Task prompt:
A word-for-word copy of the records that follow is needed, with every picture omitted.

[Stored entries]
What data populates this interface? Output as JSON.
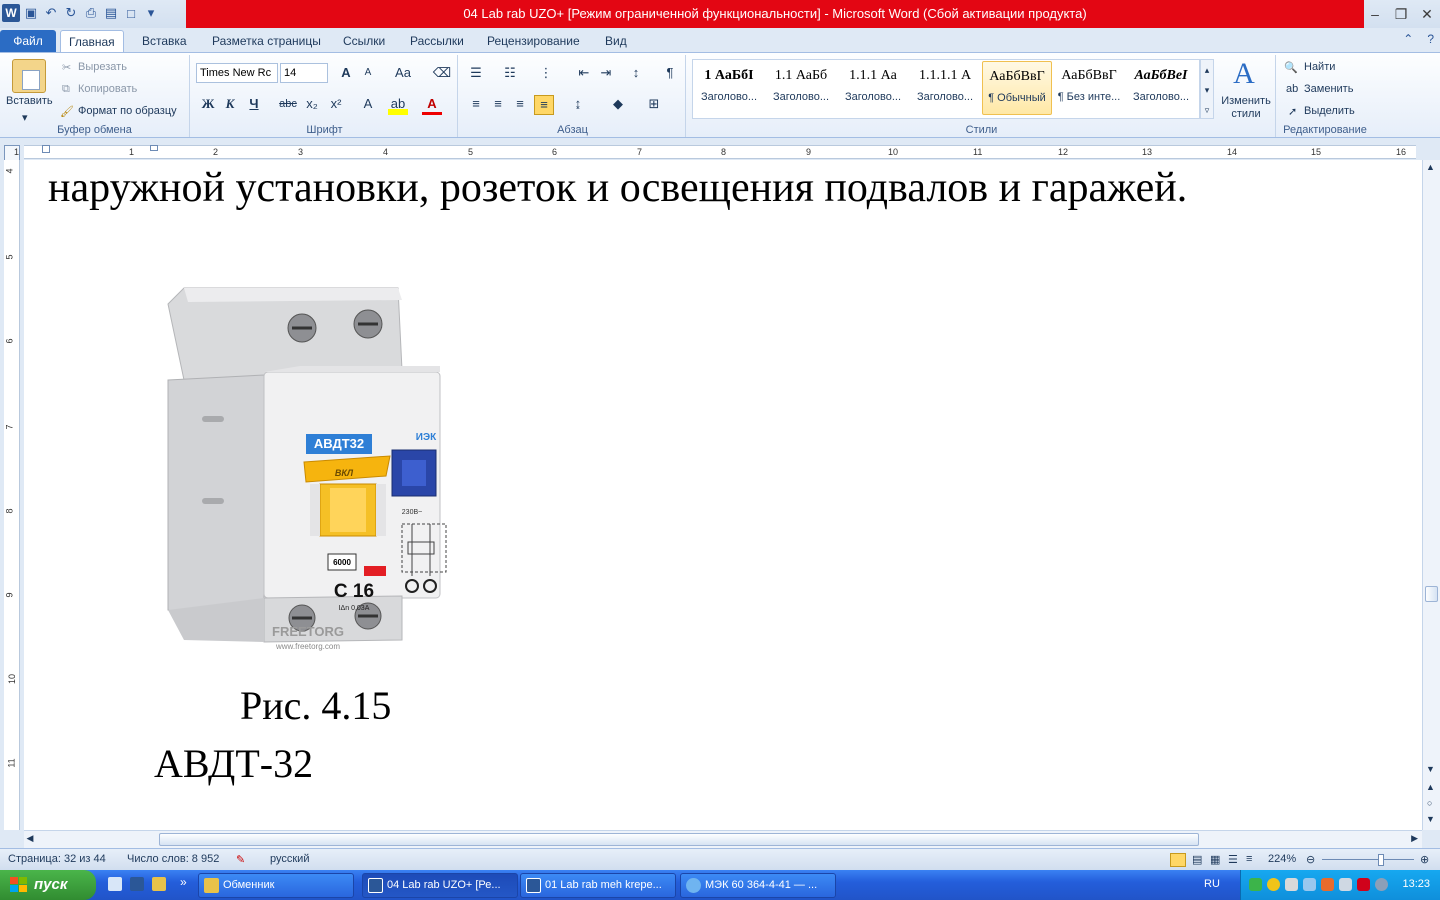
{
  "window": {
    "title": "04 Lab rab UZO+ [Режим ограниченной функциональности]  -  Microsoft Word (Сбой активации продукта)"
  },
  "tabs": {
    "file": "Файл",
    "home": "Главная",
    "insert": "Вставка",
    "layout": "Разметка страницы",
    "references": "Ссылки",
    "mailings": "Рассылки",
    "review": "Рецензирование",
    "view": "Вид"
  },
  "clipboard": {
    "paste": "Вставить",
    "cut": "Вырезать",
    "copy": "Копировать",
    "format_painter": "Формат по образцу",
    "label": "Буфер обмена"
  },
  "font": {
    "name": "Times New Rc",
    "size": "14",
    "label": "Шрифт",
    "bold": "Ж",
    "italic": "К",
    "underline": "Ч",
    "strike": "abc",
    "sub": "x₂",
    "sup": "x²",
    "grow": "A",
    "shrink": "A",
    "case": "Aa",
    "color_letter": "A"
  },
  "paragraph": {
    "label": "Абзац",
    "pilcrow": "¶"
  },
  "styles": {
    "label": "Стили",
    "items": [
      {
        "sample": "1  АаБбI",
        "name": "Заголово..."
      },
      {
        "sample": "1.1  АаБб",
        "name": "Заголово..."
      },
      {
        "sample": "1.1.1  Аа",
        "name": "Заголово..."
      },
      {
        "sample": "1.1.1.1  А",
        "name": "Заголово..."
      },
      {
        "sample": "АаБбВвГ",
        "name": "¶ Обычный"
      },
      {
        "sample": "АаБбВвГ",
        "name": "¶ Без инте..."
      },
      {
        "sample": "АаБбВеI",
        "name": "Заголово..."
      }
    ],
    "change": "Изменить стили"
  },
  "editing": {
    "label": "Редактирование",
    "find": "Найти",
    "replace": "Заменить",
    "select": "Выделить"
  },
  "ruler": {
    "h_numbers": [
      "1",
      "1",
      "2",
      "3",
      "4",
      "5",
      "6",
      "7",
      "8",
      "9",
      "10",
      "11",
      "12",
      "13",
      "14",
      "15",
      "16"
    ],
    "v_numbers": [
      "4",
      "5",
      "6",
      "7",
      "8",
      "9",
      "10",
      "11"
    ]
  },
  "document": {
    "line1": "наружной установки, розеток и освещения подвалов и гаражей.",
    "caption": "Рис. 4.15",
    "device_name": "АВДТ-32",
    "photo": {
      "label": "АВДТ32",
      "brand": "ИЭК",
      "switch_label": "ВКЛ",
      "rating": "C 16",
      "breaking": "6000",
      "residual": "IΔn 0,03A",
      "voltage": "230В~",
      "watermark": "FREETORG",
      "watermark_url": "www.freetorg.com"
    }
  },
  "statusbar": {
    "page": "Страница: 32 из 44",
    "words": "Число слов: 8 952",
    "language": "русский",
    "zoom": "224%"
  },
  "taskbar": {
    "start": "пуск",
    "items": [
      {
        "label": "Обменник",
        "active": false
      },
      {
        "label": "04 Lab rab UZO+ [Ре...",
        "active": true
      },
      {
        "label": "01 Lab rab meh krepe...",
        "active": false
      },
      {
        "label": "МЭК 60 364-4-41 — ...",
        "active": false
      }
    ],
    "lang": "RU",
    "time": "13:23"
  },
  "colors": {
    "title_bar": "#e30613",
    "file_tab": "#2b6cc4",
    "taskbar": "#245edb",
    "start": "#318c31"
  }
}
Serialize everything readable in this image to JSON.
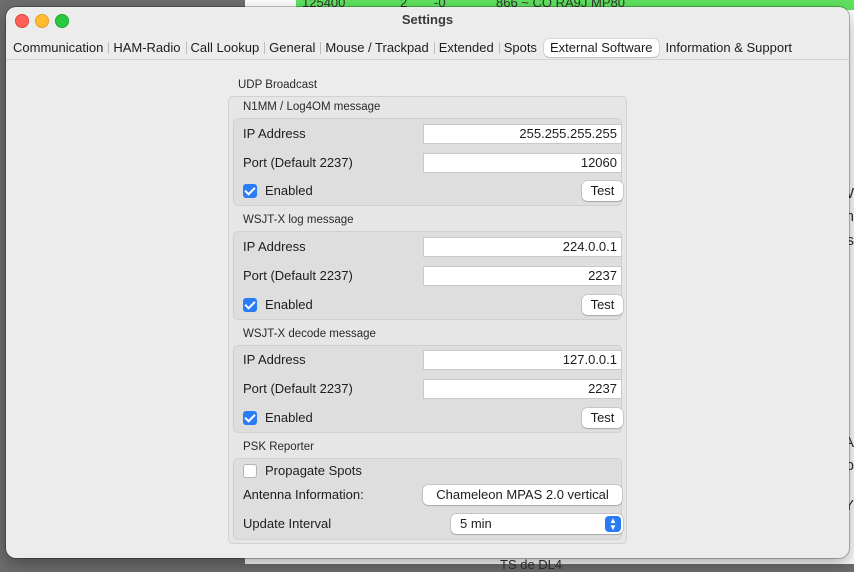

The answer:
What data populates this interface? Output as JSON.
{
  "window": {
    "title": "04 Lab rab UZO+ [Режим ограниченной функциональности]  -  Microsoft Word (Сбой активации продукта)"
  },
  "tabs": {
    "file": "Файл",
    "home": "Главная",
    "insert": "Вставка",
    "layout": "Разметка страницы",
    "references": "Ссылки",
    "mailings": "Рассылки",
    "review": "Рецензирование",
    "view": "Вид"
  },
  "clipboard": {
    "paste": "Вставить",
    "cut": "Вырезать",
    "copy": "Копировать",
    "format_painter": "Формат по образцу",
    "label": "Буфер обмена"
  },
  "font": {
    "name": "Times New Rc",
    "size": "14",
    "label": "Шрифт",
    "bold": "Ж",
    "italic": "К",
    "underline": "Ч",
    "strike": "abc",
    "sub": "x₂",
    "sup": "x²",
    "grow": "A",
    "shrink": "A",
    "case": "Aa",
    "color_letter": "A"
  },
  "paragraph": {
    "label": "Абзац",
    "pilcrow": "¶"
  },
  "styles": {
    "label": "Стили",
    "items": [
      {
        "sample": "1  АаБбI",
        "name": "Заголово..."
      },
      {
        "sample": "1.1  АаБб",
        "name": "Заголово..."
      },
      {
        "sample": "1.1.1  Аа",
        "name": "Заголово..."
      },
      {
        "sample": "1.1.1.1  А",
        "name": "Заголово..."
      },
      {
        "sample": "АаБбВвГ",
        "name": "¶ Обычный"
      },
      {
        "sample": "АаБбВвГ",
        "name": "¶ Без инте..."
      },
      {
        "sample": "АаБбВеI",
        "name": "Заголово..."
      }
    ],
    "change": "Изменить стили"
  },
  "editing": {
    "label": "Редактирование",
    "find": "Найти",
    "replace": "Заменить",
    "select": "Выделить"
  },
  "ruler": {
    "h_numbers": [
      "1",
      "1",
      "2",
      "3",
      "4",
      "5",
      "6",
      "7",
      "8",
      "9",
      "10",
      "11",
      "12",
      "13",
      "14",
      "15",
      "16"
    ],
    "v_numbers": [
      "4",
      "5",
      "6",
      "7",
      "8",
      "9",
      "10",
      "11"
    ]
  },
  "document": {
    "line1": "наружной установки, розеток и освещения подвалов и гаражей.",
    "caption": "Рис. 4.15",
    "device_name": "АВДТ-32",
    "photo": {
      "label": "АВДТ32",
      "brand": "ИЭК",
      "switch_label": "ВКЛ",
      "rating": "C 16",
      "breaking": "6000",
      "residual": "IΔn 0,03A",
      "voltage": "230В~",
      "watermark": "FREETORG",
      "watermark_url": "www.freetorg.com"
    }
  },
  "statusbar": {
    "page": "Страница: 32 из 44",
    "words": "Число слов: 8 952",
    "language": "русский",
    "zoom": "224%"
  },
  "taskbar": {
    "start": "пуск",
    "items": [
      {
        "label": "Обменник",
        "active": false
      },
      {
        "label": "04 Lab rab UZO+ [Ре...",
        "active": true
      },
      {
        "label": "01 Lab rab meh krepe...",
        "active": false
      },
      {
        "label": "МЭК 60 364-4-41 — ...",
        "active": false
      }
    ],
    "lang": "RU",
    "time": "13:23"
  },
  "colors": {
    "title_bar": "#e30613",
    "file_tab": "#2b6cc4",
    "taskbar": "#245edb",
    "start": "#318c31"
  }
}
Serialize everything readable in this image to JSON.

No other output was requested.